Is “Insights” a benefit or is what it delivers the benefit?
However, many concepts covered in the Forrester reports seem to have been ignored by the BI vendors claiming “insights.”
For example, Forrester’s October report “Insights-driven businesses set the pace for global growth” includes these characteristics of a “insights-driven business:”
- growing an average of more than 30% annually
- customer obsessed
- act smarter and faster than their competitors
- scale their business through software and insight, not people
The Forrester report says successful companies use data and insight it collects to erect “unassailable competitive barriers.” They “win, serve, and retain customers better than their competitors.”
I interpret Forrester to be saying that “insight” isn’t the benefit; it’s what “insight” delivers that is the benefit. And “insights” isn’t very helpful unless it happens at what Forrester calls the “the point of action.”
I summed it up as Forrester advising that “insights” help companies become customer focused to achieve growth and competitive advantage. The perceptual map below indicates that the BI vendors didn’t draw the same conclusion. They view “insights” as a benefit. Here’s how 11 BI vendors are attempting to claim “insights:”
Given the popularity of “insights” as a position, can any of the 11 BI vendors claim it?
The goal of positioning is to facilitate your target audience’s association of a significant benefit with your product or company. By consistently communicating an idea that has meaning and importance to the target audience, you stake your claim to the position you desire.
But you can’t claim a position in your market if you are making the same claim as one of your competitors. That’s because prospects are attracted to powerful, unique claims, according “Neuromarketing,” a must-read book for marketers and sales professionals.
Differentiation helps the brain make decisions faster
Unique claims highlight the difference, gap, or disruption the brain is seeking to justify a quick decision. To reach the decision-making portion of the brain even more effectively, Neuromarketing says you should turn your unique positioning statement into a contrasted statement (and be able to prove it) such as, “Only XYZ helps grow your revenue …” or “Messages that Matter is the only ….”
Neuromarketing explains that the reptilian brain makes decisions and “responds favorably to clear, solid contrast. It is hard wired to pay attention to contrast. Sharp contrast helps your prospects’ reptilian brain make decisions more quickly and easily, and contrast is often needed to trigger the reptilian brain to make a decision.”
You’ll achieve that contrast the reptilian brain is looking for by making sure your positioning statement is unique. Perceptual mapping – used for this BI evaluation – makes it easy to see how you are positioned relative to the competition.
The reptilian brain is most sensitive to clear contrast, such as before/after, risky/safe, or fast/slow. Without clear-cut choice, the reptilian brain enters into a state of confusion leading to a delayed decision or no decision at all.
Lack of differentiation could be stalling some BI sales

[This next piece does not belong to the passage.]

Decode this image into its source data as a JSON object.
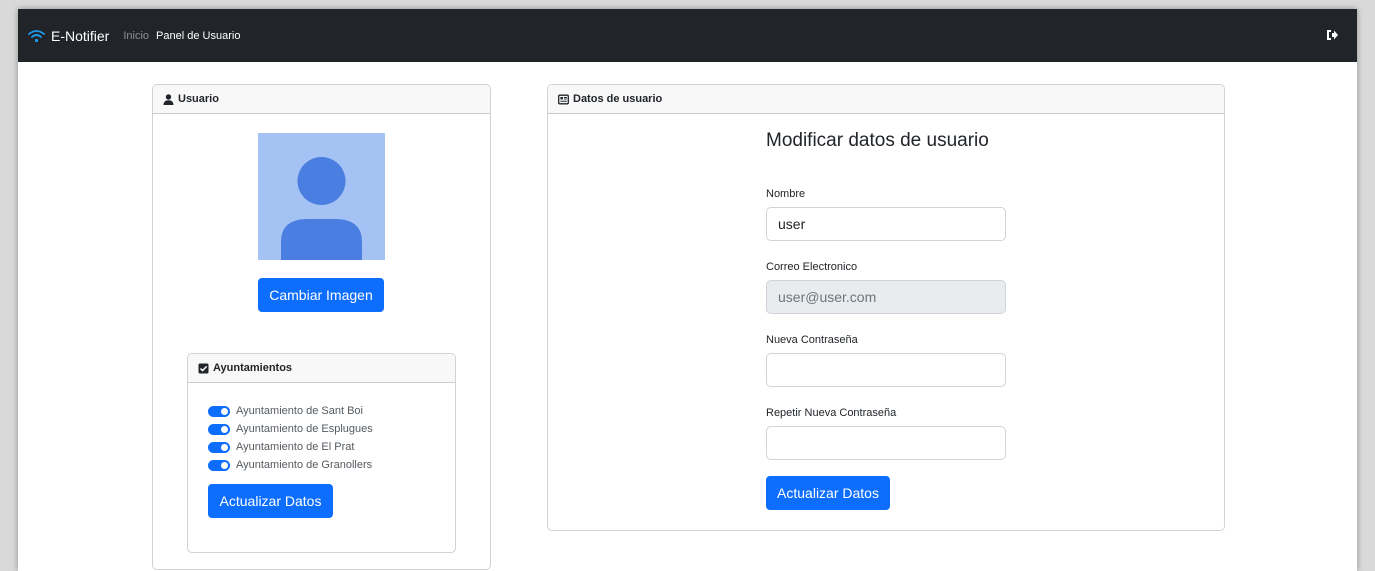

I’ll bet that many BI sales opportunities drag on longer than they should, and some buyers probably just decide to stick with what they’ve got.
I was on the management team of TM1 Software (now owned by IBM) that positioned TM1 (an add-in to Excel) as delivering “instant meaning from large amounts of rapidly changing data.” Our tagline – which I liked – was “insight on demand.” Today, “insight/insights” is not just used in the BI market, but just about every vendor in every B2B software market is using one or the other or both.
“Insight” is an example of a good word gone bad due to overuse. While there are times when it is the right word, I try to avoid using it if at all possible. I’d never let my clients use “insight” or “insights” as their position. They are way too “me-too.”